ASSIGNMENT:
Search the material for the word "screenshot" and report each line where it turns up.
——————
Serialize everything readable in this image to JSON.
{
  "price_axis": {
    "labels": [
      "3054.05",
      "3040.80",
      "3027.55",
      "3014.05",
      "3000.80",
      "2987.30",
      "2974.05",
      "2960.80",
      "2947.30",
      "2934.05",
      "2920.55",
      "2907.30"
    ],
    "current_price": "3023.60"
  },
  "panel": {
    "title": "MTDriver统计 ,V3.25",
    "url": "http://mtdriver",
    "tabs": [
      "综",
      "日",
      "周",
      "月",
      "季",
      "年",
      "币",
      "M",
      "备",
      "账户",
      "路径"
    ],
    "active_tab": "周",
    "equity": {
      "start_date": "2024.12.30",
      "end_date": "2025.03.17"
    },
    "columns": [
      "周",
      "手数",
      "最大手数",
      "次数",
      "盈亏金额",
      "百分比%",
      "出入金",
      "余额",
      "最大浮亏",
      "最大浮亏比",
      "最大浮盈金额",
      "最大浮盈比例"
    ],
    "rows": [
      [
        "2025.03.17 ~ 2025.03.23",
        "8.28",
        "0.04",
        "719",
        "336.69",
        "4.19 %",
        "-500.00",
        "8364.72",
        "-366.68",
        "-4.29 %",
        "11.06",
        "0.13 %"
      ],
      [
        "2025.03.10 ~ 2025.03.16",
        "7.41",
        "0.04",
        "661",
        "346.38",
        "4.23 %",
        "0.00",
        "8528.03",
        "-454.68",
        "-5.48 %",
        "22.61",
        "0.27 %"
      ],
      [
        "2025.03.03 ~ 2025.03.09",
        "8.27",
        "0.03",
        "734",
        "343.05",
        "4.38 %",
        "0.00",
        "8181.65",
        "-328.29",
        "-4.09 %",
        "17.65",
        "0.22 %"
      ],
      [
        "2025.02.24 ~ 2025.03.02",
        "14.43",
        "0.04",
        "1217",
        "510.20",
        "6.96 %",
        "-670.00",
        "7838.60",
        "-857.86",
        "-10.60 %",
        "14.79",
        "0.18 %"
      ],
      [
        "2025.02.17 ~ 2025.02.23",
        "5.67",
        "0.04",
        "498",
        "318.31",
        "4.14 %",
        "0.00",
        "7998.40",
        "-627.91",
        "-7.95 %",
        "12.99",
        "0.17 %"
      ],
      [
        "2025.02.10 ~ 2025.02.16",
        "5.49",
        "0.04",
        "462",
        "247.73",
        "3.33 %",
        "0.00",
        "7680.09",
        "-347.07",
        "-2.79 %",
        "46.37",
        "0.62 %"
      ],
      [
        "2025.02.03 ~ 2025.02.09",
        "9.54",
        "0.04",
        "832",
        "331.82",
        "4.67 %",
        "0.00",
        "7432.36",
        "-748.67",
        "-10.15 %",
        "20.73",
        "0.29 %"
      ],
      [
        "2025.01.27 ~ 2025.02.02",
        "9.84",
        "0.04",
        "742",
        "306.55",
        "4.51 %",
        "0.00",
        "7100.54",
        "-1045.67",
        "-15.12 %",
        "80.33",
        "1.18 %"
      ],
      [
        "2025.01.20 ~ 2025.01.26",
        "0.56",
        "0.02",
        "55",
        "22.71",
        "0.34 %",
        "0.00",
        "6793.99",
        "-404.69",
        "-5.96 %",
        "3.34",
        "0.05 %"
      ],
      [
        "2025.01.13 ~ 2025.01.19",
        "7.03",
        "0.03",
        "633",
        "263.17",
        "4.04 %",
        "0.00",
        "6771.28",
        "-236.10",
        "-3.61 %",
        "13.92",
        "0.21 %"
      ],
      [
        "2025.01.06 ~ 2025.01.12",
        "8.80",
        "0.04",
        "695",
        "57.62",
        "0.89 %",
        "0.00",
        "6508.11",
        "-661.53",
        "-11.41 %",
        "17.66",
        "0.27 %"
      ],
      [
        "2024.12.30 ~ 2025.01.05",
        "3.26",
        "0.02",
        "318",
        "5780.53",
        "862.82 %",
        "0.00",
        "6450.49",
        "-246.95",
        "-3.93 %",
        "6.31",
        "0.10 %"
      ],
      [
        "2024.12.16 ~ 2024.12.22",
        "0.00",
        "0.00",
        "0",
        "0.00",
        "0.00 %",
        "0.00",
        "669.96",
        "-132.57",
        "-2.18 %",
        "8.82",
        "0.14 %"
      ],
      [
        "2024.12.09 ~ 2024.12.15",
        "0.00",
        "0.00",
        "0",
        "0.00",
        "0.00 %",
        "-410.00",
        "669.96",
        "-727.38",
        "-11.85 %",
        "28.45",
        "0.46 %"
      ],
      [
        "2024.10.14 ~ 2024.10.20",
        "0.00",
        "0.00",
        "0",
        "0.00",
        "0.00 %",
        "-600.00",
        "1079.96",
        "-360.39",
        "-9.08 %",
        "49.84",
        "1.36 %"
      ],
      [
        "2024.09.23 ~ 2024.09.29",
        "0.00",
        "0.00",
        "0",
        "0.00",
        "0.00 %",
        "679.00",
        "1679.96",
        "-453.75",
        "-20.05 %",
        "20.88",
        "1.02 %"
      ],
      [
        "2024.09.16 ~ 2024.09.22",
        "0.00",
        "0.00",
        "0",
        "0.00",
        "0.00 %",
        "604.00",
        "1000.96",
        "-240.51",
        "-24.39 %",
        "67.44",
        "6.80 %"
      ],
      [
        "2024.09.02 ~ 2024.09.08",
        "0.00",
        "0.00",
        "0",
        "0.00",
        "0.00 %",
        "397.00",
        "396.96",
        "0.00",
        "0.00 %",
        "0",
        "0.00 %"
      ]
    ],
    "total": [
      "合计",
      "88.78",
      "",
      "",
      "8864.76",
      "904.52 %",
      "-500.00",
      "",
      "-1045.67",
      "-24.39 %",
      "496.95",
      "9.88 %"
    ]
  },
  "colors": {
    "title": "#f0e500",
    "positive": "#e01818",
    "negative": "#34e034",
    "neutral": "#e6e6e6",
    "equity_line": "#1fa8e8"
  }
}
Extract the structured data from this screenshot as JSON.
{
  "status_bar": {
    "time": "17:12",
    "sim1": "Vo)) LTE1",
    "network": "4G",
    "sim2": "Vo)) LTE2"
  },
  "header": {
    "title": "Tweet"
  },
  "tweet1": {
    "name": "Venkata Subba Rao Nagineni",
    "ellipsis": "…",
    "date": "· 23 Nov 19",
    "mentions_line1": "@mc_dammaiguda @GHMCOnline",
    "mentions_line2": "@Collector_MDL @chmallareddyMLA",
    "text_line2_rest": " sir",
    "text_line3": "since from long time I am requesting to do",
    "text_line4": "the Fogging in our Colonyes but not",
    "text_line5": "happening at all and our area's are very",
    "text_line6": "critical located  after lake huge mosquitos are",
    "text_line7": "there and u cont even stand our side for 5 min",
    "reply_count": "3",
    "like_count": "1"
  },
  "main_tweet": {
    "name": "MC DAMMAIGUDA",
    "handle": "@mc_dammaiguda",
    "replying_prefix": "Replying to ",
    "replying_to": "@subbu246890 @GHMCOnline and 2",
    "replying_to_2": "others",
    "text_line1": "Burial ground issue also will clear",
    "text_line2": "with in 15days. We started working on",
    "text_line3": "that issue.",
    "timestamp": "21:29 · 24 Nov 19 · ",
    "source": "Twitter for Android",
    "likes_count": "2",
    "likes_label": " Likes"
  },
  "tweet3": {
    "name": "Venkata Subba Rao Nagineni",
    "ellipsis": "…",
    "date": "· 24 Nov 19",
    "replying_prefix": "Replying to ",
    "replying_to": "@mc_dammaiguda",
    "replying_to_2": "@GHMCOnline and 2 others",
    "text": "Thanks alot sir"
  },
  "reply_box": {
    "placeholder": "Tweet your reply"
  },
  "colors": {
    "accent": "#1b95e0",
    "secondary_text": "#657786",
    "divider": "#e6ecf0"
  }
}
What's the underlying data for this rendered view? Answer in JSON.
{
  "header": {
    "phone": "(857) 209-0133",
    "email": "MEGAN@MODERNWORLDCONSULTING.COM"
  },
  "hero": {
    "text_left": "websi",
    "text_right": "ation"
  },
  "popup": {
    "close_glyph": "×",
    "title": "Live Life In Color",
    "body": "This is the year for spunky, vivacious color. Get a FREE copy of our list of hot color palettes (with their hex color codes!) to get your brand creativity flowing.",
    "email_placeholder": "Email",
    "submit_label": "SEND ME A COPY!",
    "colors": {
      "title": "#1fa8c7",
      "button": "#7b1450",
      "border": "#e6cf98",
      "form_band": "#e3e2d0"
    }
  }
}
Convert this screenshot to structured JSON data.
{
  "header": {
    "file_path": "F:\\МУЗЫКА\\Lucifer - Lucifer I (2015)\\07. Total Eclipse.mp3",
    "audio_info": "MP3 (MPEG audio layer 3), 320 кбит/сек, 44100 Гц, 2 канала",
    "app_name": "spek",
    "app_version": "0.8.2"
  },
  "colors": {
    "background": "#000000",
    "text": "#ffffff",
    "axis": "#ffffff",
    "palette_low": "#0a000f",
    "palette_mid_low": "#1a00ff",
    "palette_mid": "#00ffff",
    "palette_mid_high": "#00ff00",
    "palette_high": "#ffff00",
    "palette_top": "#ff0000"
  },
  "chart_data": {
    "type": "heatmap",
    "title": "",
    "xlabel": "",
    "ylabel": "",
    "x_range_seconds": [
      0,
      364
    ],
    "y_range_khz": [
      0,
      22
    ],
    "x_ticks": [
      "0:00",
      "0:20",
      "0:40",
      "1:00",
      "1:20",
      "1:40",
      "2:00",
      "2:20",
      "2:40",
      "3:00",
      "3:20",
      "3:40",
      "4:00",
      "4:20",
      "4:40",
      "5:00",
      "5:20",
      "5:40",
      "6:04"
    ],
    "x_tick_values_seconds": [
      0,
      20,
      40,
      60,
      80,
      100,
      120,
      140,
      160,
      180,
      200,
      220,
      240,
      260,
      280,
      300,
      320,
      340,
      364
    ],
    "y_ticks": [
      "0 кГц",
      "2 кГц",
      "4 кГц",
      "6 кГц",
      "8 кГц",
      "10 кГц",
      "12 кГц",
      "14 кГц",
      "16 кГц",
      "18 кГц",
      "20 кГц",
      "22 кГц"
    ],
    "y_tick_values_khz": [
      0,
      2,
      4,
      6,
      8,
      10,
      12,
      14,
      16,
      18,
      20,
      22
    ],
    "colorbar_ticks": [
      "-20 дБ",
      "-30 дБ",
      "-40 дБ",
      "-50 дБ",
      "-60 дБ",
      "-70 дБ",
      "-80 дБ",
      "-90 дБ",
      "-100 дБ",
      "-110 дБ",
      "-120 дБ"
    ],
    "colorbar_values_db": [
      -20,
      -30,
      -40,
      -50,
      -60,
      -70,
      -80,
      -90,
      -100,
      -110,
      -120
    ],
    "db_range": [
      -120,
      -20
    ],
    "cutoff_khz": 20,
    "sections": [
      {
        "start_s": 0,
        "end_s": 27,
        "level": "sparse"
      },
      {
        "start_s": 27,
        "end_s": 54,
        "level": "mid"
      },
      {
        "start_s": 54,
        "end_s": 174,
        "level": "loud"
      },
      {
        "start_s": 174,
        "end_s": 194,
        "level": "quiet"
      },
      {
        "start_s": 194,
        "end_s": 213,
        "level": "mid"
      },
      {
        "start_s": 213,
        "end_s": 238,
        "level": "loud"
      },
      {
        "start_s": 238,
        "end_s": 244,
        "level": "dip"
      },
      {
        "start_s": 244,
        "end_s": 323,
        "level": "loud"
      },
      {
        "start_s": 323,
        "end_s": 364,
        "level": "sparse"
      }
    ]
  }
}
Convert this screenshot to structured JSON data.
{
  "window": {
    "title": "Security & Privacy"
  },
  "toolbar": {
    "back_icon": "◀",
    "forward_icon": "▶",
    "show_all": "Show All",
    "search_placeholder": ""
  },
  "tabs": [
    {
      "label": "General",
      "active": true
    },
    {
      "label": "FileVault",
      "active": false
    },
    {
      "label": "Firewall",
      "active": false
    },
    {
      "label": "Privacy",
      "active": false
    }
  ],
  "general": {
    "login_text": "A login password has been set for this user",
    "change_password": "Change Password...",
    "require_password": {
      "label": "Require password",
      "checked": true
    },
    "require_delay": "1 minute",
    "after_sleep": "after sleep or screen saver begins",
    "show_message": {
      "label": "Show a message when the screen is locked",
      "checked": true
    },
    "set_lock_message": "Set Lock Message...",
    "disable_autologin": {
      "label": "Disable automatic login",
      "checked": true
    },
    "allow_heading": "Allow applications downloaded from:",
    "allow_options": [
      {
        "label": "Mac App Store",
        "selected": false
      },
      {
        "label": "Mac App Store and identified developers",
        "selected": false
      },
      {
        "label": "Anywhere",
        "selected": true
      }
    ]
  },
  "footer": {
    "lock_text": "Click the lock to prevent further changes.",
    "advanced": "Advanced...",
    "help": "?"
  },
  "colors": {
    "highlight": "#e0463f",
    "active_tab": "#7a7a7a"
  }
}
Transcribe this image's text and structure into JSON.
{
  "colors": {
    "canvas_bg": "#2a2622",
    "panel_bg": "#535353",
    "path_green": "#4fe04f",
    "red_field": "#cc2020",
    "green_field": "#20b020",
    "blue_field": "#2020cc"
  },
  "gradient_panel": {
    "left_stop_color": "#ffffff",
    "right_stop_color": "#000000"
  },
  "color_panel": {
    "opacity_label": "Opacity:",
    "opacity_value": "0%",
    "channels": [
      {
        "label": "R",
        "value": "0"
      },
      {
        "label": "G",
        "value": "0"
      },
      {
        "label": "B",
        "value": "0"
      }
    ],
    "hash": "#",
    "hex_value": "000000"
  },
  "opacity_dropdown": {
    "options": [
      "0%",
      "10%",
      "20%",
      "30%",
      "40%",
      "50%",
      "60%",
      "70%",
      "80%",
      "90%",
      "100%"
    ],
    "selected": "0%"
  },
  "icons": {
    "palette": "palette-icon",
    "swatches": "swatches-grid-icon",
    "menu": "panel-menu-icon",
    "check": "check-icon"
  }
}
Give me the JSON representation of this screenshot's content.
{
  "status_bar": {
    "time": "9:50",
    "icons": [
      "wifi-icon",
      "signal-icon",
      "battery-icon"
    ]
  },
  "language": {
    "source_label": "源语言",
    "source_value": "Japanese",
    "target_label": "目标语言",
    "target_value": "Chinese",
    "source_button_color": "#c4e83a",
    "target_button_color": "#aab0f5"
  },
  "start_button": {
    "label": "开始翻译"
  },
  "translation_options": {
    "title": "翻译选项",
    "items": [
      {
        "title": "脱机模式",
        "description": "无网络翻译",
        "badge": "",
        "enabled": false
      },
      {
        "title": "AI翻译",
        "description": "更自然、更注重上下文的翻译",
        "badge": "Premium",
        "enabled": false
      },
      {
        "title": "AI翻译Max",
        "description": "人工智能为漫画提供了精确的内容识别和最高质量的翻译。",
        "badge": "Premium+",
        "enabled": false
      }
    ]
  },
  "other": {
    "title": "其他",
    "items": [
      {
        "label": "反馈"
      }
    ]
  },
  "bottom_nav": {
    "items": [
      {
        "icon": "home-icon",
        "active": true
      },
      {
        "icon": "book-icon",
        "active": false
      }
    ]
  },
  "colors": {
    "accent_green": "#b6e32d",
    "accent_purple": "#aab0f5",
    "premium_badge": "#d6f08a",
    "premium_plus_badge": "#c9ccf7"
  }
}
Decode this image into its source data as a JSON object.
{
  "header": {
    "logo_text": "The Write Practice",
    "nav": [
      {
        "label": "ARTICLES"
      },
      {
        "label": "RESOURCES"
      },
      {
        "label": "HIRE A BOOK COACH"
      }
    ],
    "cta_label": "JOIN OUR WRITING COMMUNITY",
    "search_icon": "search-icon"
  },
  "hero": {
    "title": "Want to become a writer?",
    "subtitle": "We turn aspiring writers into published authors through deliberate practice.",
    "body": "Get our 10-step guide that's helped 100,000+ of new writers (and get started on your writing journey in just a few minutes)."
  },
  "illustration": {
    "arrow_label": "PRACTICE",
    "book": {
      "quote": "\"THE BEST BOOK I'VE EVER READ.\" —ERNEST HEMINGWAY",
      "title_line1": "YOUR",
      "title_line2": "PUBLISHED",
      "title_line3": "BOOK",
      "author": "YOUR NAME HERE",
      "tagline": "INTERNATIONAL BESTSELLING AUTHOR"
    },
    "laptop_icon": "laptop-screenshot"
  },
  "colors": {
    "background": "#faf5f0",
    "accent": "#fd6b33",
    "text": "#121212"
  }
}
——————
TASK RESULT:
Extract the structured data from this screenshot as JSON.
Convert this screenshot to structured JSON data.
Convert this screenshot to structured JSON data.
Give me the JSON representation of this screenshot's content.
    "laptop_icon": "laptop-screenshot"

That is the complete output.